Technical (Fashion) Design With Adobe Illustrator

You’re currently reading Chapter 7, Part 6 of The Ultimate Guide to Adobe Illustrator for Fashion Design

Not every “designer” in fashion works on the creative and conceptual side of the process.

Technical designers (AKA TDs) work with the hard numbers and important details that go into turning those creative designs into real garments.

Technical design is a super in-demand service to offer as a freelancer, and these skills also open up more traditional fashion jobs.

As a technical designer, you’ll use Illustrator for things like:

  • Turning color fashion flats into black and white tech sketches
  • Creating full scale (life size) mockups with measurements
  • Adding text callouts to spec the garment for a tech pack

A lot of the other tutorials in this guide will be helpful for you TD’s too. (Specifically the stuff on drawing since you’ll need to edit flats and create detail sketches to communicate with factories.)

And depending on  your freelance niche or the size of the brand you work for, you may do both creative design and TD.

So depending on what kind of work you do, you may find the next few tutorials helpful (or not). No hard feelings if you skip right past these.

How to Change a Color Fashion Flat Drawing to Black and White (in a few clicks)

Please. Please. Please. DO NOT manually change color fashion flats to black and white…one piece at a time. I’ve seen TOO many of you do this.

If your design is complex and has a lot of different shapes (zippers, buttons, etc.), repeating pattern fills, or brushes (zippers, coverstitching, etc.)? This is INSANELY TEDIOUS.

Even if your design is somewhat simple (like the legging example in the next video)? You still shouldn’t waste time by MANUALLY changing it to black and white.

Here’s a tutorial on how (in a few clicks) you can quickly take a color sketch and make it black and white in Illustrator:

How to Mockup and Spec Full Scale Measurements for Your Fashion Designs in Illustrator

You know what I like most about this tutorial? It includes some real life fun (AKA me being a nerd on screen)!

But no, really, you can step away from your screen for a minute and use your body (or a fit model or a friend’s body) to look at measurements in real life.

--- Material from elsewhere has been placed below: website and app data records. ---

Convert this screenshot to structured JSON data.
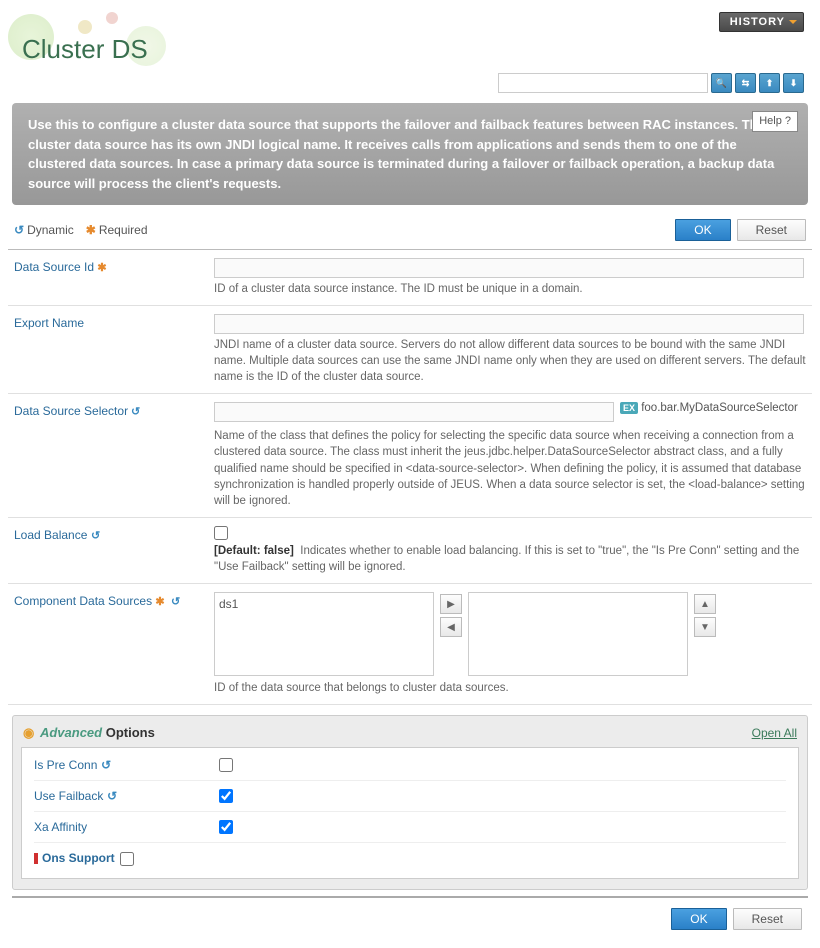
{
  "header": {
    "history_label": "HISTORY",
    "title": "Cluster DS",
    "help_label": "Help ?"
  },
  "intro": "Use this to configure a cluster data source that supports the failover and failback features between RAC instances. The cluster data source has its own JNDI logical name. It receives calls from applications and sends them to one of the clustered data sources. In case a primary data source is terminated during a failover or failback operation, a backup data source will process the client's requests.",
  "legend": {
    "dynamic": "Dynamic",
    "required": "Required"
  },
  "actions": {
    "ok": "OK",
    "reset": "Reset"
  },
  "fields": {
    "data_source_id": {
      "label": "Data Source Id",
      "help": "ID of a cluster data source instance. The ID must be unique in a domain."
    },
    "export_name": {
      "label": "Export Name",
      "help": "JNDI name of a cluster data source. Servers do not allow different data sources to be bound with the same JNDI name. Multiple data sources can use the same JNDI name only when they are used on different servers. The default name is the ID of the cluster data source."
    },
    "data_source_selector": {
      "label": "Data Source Selector",
      "example": "foo.bar.MyDataSourceSelector",
      "help": "Name of the class that defines the policy for selecting the specific data source when receiving a connection from a clustered data source. The class must inherit the jeus.jdbc.helper.DataSourceSelector abstract class, and a fully qualified name should be specified in <data-source-selector>. When defining the policy, it is assumed that database synchronization is handled properly outside of JEUS. When a data source selector is set, the <load-balance> setting will be ignored."
    },
    "load_balance": {
      "label": "Load Balance",
      "default": "[Default: false]",
      "help": "Indicates whether to enable load balancing. If this is set to \"true\", the \"Is Pre Conn\" setting and the \"Use Failback\" setting will be ignored."
    },
    "component_ds": {
      "label": "Component Data Sources",
      "available": [
        "ds1"
      ],
      "help": "ID of the data source that belongs to cluster data sources."
    }
  },
  "advanced": {
    "title_em": "Advanced",
    "title_rest": "Options",
    "open_all": "Open All",
    "is_pre_conn": {
      "label": "Is Pre Conn",
      "checked": false
    },
    "use_failback": {
      "label": "Use Failback",
      "checked": true
    },
    "xa_affinity": {
      "label": "Xa Affinity",
      "checked": true
    },
    "ons_support": {
      "label": "Ons Support",
      "checked": false
    }
  }
}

After you’ve done that (because there’s nothing like seeing something on an actual body), I’ll show you how to mockup your design (or artwork) in full scale and add measurements in Illustrator.

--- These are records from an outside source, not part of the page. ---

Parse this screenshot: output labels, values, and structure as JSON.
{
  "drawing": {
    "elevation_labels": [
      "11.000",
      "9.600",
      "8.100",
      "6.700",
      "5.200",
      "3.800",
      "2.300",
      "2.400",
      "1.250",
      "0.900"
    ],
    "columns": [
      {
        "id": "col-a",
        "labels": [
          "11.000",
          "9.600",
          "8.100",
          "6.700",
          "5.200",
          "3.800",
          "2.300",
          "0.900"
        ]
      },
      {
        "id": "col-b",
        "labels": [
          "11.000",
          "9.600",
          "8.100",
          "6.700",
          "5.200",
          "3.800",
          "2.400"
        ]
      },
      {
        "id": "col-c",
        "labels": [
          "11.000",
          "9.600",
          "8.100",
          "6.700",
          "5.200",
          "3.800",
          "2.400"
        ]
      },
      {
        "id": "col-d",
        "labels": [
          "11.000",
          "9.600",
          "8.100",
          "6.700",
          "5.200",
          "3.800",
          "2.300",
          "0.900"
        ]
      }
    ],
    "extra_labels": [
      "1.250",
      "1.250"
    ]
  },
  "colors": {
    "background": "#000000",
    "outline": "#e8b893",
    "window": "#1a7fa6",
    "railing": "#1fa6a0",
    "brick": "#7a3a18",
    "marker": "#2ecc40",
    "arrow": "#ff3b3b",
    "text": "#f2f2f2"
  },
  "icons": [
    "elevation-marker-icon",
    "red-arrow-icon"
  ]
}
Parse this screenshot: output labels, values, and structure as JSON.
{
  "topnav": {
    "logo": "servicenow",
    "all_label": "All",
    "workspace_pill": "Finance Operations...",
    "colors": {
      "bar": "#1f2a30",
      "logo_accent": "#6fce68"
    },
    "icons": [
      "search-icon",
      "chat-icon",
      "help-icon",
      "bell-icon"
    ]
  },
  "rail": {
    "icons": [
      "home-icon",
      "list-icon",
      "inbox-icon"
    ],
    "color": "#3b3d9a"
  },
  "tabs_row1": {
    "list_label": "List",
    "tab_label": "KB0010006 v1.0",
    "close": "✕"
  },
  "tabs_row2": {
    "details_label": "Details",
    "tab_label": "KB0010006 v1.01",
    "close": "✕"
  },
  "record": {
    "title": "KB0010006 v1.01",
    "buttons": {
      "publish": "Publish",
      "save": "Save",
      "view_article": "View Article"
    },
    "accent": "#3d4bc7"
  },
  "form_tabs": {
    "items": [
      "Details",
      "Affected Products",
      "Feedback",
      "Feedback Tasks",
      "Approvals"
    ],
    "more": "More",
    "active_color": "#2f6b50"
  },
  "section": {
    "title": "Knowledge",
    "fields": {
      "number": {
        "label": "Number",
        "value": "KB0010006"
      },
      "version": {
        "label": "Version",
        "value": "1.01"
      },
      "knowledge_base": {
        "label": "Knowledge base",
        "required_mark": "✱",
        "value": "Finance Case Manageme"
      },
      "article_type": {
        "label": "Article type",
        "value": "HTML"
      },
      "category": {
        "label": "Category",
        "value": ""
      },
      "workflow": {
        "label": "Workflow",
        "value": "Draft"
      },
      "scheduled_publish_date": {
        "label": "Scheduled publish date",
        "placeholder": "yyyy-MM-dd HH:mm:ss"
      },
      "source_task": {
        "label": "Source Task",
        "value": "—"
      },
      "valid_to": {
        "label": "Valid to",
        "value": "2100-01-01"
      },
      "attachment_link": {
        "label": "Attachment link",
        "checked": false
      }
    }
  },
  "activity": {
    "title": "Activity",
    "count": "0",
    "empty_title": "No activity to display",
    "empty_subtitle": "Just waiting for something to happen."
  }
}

Here’s exactly how you do all of this:

How to Create Tech Sketches with Text Callouts in Illustrator (for tech packs)

At the beginning of this guide, I told you why it’s a TERRIBLE idea to create tech packs in Illustrator. #pleasedontdoit #usemicrosoftexcel

But that doesn’t mean there aren’t PIECES and PARTS of your tech pack that you can create in Illustrator and then bring into Excel.

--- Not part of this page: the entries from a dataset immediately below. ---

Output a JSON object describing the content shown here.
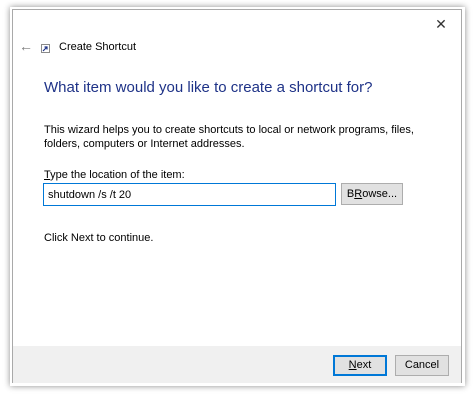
{
  "window": {
    "close_glyph": "✕",
    "back_glyph": "←",
    "title": "Create Shortcut"
  },
  "main": {
    "heading": "What item would you like to create a shortcut for?",
    "description": "This wizard helps you to create shortcuts to local or network programs, files, folders, computers or Internet addresses.",
    "location_label_accel": "T",
    "location_label_rest": "ype the location of the item:",
    "location_value": "shutdown /s /t 20",
    "browse_accel": "R",
    "browse_label_pre": "B",
    "browse_label_post": "owse...",
    "continue_text": "Click Next to continue."
  },
  "footer": {
    "next_accel": "N",
    "next_rest": "ext",
    "cancel_label": "Cancel"
  },
  "colors": {
    "heading": "#1e3287",
    "accent": "#0078d7",
    "footer_bg": "#f0f0f0"
  },
  "icons": {
    "close": "close-icon",
    "back": "back-arrow-icon",
    "wizard": "shortcut-icon"
  }
}
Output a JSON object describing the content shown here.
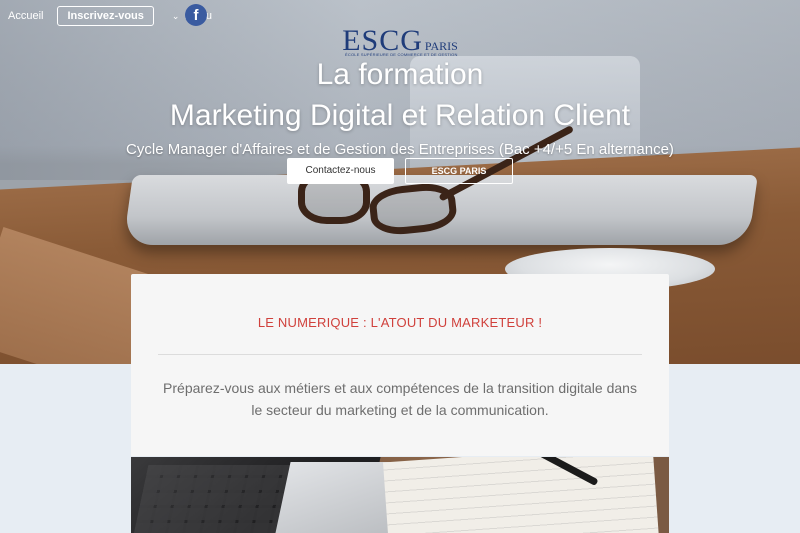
{
  "nav": {
    "home_label": "Accueil",
    "register_label": "Inscrivez-vous",
    "menu_label": "Menu",
    "facebook_icon": "facebook-icon"
  },
  "logo": {
    "name": "ESCG",
    "city": "PARIS",
    "tagline": "ÉCOLE SUPÉRIEURE DE COMMERCE ET DE GESTION"
  },
  "hero": {
    "title_line1": "La formation",
    "title_line2": "Marketing Digital et Relation Client",
    "subtitle": "Cycle Manager d'Affaires et de Gestion des Entreprises (Bac +4/+5 En alternance)",
    "contact_button": "Contactez-nous",
    "escg_button": "ESCG PARIS"
  },
  "card": {
    "heading": "LE NUMERIQUE : L'ATOUT DU MARKETEUR !",
    "body": "Préparez-vous aux métiers et aux compétences de la transition digitale dans le secteur du marketing et de la communication."
  },
  "colors": {
    "accent_red": "#d0413c",
    "logo_blue": "#1f3c7a",
    "facebook_blue": "#3a5ba0",
    "page_bg": "#e7edf3",
    "card_bg": "#f6f6f6"
  }
}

And yes, I’ll show you the best way to do that next.

(Don’t know how to create a tech pack? Or find your tech packs take FOREVER? I’ve got you! Check out my free guide. If you want more, my comprehensive course on tech packs, Design to Development, is available inside Freelance Accelerator.)

First, you need to CREATE the tech sketches.

I like to do this right in Illustrator, and I’ll show you the most efficient (and organized) way to do it in ONE Illustrator file.

Why the emphasis on ONE?

Because I knew a designer who would make MULTIPLE AI files for each design.

One file for the tech sketch.

One file for the colorways.

One file for the fabric map.

One file for the measurement specs.

And so on.


Because if ANYTHING on the sketch had to be updated? You had like a KAJILLION files to edit.

Which is why you should do it in ONE file.

And in this video tutorial, I’ll show you not only HOW to do that, but WHY it’s the best way:

How to Put Illustrator Sketches in Excel (for tech packs)

This may seem like a really RANDOM thing to make a tutorial on…so let me tell you why I did it.

For years, I fought with two problems when it came to getting Illustrator and Excel to “play nice with each other”.

  1. I could save my AI sketches as JPGs and place them in Excel. BUT it was a lot of steps. And if I made one TINY change to my sketch? I had to do the steps ALL OVER again. It was a PITA.
  2. I also fought A LOT with getting the sketches clear enough and not all blurry (on screen or when printed) so the factory (and I!) could read them…while not creating an Excel file that was GINORMOUS.

And then one brilliant day, I figured out THE SOLUTION.

The BEST solution.

The EASIEST solution.

The MAGICAL solution.

I NEVER looked back.

Here’s a tutorial that shows you the quickest way to drop your AI tech sketches (or any other artwork) into Excel with sufficient resolution and a not too big file size. Yes, it’s the HOLY GRAIL you never thought existed.

Eat it up right here →

Go to Chapter 7, Part 7 Fashion Brushes